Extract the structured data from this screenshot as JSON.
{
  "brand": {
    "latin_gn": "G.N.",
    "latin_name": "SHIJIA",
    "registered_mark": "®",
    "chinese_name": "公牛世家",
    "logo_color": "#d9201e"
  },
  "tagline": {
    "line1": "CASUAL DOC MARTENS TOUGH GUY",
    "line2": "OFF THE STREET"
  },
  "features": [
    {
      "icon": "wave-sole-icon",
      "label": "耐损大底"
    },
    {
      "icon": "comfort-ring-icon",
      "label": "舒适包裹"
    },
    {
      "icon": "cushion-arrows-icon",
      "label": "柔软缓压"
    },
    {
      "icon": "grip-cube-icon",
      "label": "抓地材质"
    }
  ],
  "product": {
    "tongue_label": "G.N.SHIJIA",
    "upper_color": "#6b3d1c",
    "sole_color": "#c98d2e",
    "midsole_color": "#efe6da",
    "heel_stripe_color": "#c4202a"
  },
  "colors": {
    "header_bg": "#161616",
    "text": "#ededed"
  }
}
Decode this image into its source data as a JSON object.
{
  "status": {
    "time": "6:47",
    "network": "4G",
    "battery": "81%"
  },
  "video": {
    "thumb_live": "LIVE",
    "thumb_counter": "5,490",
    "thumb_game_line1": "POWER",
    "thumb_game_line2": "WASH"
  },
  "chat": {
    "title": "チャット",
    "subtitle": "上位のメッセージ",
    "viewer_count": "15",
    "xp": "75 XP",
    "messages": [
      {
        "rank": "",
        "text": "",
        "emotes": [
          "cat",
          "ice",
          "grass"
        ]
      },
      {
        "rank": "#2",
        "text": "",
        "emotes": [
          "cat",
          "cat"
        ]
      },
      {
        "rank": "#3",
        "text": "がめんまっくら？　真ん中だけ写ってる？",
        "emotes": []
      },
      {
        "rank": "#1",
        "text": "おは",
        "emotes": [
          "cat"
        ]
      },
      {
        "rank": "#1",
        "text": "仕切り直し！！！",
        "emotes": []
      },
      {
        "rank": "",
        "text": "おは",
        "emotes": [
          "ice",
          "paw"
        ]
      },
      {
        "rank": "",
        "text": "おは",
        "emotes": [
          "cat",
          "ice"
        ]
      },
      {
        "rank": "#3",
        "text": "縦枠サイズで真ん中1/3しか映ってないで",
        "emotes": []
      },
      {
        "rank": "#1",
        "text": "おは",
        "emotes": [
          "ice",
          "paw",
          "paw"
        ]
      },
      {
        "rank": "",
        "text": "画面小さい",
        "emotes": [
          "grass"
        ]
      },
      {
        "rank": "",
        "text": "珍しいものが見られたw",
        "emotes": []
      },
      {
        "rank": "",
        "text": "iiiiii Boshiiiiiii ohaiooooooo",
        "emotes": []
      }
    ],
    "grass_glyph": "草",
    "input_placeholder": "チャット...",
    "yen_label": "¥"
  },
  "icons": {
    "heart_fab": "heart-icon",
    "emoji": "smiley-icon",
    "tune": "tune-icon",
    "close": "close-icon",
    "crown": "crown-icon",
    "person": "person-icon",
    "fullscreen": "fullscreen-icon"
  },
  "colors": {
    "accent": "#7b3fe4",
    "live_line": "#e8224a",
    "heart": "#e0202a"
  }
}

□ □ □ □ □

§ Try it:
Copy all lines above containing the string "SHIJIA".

§ Exercise output:
    "latin_name": "SHIJIA",
    "tongue_label": "G.N.SHIJIA",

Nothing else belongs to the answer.